# THE TASK:
Among the entries that follow, count the lines with the word "salary" and report the number by itself.

Dataset rows for apps and sites
^^^^
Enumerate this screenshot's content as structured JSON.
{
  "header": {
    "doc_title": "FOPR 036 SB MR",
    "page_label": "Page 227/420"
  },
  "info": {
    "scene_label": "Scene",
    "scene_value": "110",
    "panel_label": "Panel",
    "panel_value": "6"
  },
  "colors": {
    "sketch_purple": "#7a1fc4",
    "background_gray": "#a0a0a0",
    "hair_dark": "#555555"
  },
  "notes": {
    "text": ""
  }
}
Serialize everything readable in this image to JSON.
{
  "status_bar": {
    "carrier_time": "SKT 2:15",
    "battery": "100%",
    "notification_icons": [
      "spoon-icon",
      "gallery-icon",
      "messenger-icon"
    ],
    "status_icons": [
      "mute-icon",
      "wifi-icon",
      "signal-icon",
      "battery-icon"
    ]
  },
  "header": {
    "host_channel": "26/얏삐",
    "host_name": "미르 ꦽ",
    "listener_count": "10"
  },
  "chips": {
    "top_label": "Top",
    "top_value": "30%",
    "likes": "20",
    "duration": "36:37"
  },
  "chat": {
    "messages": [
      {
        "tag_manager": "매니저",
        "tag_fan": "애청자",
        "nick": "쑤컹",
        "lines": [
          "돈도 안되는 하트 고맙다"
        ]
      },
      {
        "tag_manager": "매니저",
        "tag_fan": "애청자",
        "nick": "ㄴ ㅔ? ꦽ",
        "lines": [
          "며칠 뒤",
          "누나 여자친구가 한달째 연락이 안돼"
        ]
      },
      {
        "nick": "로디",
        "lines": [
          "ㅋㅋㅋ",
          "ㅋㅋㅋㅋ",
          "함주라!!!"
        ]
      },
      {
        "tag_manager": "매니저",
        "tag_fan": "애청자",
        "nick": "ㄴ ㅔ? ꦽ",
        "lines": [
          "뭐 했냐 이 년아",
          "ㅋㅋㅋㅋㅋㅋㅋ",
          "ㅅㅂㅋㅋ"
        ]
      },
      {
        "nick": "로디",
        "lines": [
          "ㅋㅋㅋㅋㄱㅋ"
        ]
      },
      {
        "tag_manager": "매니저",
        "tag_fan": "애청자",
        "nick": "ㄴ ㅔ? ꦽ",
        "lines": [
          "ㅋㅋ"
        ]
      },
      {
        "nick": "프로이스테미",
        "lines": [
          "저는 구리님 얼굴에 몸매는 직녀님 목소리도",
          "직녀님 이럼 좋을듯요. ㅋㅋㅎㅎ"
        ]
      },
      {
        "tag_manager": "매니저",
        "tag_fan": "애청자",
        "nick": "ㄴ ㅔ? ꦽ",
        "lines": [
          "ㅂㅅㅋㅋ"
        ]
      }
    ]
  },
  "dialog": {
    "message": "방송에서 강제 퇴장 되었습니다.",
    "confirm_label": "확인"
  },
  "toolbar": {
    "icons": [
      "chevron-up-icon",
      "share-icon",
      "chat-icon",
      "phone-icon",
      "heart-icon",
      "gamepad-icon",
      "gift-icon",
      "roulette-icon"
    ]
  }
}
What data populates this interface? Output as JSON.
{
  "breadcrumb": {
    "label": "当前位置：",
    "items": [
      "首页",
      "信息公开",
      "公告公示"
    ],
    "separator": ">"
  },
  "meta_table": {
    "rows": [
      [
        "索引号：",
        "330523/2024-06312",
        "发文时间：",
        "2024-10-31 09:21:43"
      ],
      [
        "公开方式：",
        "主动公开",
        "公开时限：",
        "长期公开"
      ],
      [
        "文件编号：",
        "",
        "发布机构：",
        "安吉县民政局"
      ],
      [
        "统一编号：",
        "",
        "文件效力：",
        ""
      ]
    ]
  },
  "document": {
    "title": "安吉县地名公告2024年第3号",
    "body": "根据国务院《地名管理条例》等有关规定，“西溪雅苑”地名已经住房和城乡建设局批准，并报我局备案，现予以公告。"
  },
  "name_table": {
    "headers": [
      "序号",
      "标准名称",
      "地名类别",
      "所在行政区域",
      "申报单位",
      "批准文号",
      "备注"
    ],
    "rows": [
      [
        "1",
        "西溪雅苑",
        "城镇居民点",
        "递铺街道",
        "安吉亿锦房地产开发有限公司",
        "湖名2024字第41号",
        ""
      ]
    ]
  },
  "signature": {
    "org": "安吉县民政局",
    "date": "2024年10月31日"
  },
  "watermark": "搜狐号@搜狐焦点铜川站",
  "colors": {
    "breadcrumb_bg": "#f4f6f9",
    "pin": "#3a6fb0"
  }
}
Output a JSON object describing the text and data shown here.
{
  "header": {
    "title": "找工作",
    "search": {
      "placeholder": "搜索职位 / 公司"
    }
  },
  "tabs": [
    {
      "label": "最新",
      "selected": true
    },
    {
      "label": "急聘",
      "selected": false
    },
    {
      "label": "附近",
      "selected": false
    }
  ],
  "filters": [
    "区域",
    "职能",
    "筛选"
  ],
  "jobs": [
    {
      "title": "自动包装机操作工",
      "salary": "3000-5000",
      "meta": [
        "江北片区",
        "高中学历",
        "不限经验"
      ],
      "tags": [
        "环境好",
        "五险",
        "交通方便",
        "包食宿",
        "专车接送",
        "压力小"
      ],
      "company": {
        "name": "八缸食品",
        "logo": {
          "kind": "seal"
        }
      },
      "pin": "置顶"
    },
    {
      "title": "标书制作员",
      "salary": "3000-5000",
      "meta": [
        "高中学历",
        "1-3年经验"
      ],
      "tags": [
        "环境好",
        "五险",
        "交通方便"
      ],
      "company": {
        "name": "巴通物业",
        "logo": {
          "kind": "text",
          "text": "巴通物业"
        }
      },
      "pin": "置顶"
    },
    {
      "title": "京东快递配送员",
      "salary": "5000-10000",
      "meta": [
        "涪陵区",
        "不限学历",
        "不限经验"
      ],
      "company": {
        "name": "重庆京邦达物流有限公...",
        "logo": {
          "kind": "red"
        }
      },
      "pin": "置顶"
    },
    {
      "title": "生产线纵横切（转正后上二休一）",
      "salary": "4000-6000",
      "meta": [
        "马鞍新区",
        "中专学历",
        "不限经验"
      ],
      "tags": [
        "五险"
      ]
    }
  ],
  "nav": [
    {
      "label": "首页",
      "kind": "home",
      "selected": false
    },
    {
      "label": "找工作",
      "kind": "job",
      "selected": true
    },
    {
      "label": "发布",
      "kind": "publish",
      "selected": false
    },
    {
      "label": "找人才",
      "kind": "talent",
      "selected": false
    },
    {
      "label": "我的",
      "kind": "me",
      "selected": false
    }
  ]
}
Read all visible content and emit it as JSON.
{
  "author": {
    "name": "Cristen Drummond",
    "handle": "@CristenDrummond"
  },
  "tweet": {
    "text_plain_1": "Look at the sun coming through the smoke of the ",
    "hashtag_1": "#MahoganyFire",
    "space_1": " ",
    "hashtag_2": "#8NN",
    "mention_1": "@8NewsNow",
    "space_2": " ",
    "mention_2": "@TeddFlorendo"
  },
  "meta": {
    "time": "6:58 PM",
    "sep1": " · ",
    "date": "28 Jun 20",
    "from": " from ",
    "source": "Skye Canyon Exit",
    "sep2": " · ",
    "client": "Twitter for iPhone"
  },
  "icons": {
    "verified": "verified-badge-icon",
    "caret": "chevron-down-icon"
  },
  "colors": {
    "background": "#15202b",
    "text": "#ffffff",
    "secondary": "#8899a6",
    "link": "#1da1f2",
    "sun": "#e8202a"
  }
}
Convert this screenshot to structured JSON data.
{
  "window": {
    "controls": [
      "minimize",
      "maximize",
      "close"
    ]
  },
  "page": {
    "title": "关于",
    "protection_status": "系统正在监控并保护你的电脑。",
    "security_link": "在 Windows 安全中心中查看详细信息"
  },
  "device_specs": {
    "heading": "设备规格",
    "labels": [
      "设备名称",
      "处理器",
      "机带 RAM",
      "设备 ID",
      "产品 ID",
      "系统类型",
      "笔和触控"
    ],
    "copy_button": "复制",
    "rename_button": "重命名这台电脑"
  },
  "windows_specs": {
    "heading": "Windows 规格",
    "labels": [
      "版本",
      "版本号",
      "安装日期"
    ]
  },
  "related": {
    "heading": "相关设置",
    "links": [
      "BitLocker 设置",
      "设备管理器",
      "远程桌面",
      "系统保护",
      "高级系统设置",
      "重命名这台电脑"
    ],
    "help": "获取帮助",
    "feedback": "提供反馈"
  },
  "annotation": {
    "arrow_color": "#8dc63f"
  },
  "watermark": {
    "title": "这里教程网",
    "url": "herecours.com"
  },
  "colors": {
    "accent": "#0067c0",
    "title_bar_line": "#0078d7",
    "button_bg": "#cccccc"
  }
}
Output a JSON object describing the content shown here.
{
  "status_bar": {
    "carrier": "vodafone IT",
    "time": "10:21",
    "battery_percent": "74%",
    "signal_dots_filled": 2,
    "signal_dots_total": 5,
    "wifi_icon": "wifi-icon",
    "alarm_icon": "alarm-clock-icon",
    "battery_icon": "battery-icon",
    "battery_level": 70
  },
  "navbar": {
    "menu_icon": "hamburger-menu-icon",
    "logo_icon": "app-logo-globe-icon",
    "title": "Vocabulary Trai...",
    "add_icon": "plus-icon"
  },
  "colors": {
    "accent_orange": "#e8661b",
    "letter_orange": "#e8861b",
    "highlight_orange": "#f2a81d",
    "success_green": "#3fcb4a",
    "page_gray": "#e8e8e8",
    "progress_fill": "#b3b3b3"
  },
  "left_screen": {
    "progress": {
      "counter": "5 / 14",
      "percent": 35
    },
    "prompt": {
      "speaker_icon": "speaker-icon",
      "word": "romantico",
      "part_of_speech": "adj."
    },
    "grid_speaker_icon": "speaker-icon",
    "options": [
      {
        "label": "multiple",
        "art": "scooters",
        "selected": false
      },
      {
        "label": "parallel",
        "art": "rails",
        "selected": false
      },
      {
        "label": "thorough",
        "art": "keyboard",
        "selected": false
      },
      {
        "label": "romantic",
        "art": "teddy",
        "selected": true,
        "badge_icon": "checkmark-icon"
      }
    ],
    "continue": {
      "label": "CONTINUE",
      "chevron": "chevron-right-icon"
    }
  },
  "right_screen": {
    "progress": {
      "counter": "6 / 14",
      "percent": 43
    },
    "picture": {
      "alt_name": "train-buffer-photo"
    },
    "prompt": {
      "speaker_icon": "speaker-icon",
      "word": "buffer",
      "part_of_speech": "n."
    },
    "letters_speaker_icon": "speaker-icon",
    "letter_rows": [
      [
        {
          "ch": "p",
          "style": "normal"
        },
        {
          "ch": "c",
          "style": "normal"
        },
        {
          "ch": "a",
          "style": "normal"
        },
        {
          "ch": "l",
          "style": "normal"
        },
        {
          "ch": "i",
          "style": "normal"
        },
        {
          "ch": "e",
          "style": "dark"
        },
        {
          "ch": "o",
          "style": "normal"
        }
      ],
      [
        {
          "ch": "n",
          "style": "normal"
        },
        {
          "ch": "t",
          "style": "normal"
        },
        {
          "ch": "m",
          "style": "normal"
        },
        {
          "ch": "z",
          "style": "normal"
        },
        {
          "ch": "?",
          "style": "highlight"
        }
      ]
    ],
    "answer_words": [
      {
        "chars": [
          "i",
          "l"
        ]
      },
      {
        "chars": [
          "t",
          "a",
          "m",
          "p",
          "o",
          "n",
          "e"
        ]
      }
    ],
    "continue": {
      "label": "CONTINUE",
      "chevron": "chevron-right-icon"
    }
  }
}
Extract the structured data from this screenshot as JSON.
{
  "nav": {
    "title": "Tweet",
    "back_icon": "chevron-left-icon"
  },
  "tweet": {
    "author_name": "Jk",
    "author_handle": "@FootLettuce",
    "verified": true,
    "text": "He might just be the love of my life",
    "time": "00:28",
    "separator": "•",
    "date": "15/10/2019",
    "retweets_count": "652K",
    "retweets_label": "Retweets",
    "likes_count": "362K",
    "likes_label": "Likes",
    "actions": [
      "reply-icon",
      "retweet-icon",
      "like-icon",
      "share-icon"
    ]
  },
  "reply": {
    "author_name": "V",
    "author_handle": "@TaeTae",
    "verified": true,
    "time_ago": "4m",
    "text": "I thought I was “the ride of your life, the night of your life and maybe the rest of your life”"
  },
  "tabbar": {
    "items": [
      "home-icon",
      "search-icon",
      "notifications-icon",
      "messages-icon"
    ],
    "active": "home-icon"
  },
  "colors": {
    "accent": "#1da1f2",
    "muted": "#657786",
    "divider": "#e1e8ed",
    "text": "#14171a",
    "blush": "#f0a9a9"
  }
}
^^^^
# YOUR SOLUTION:
4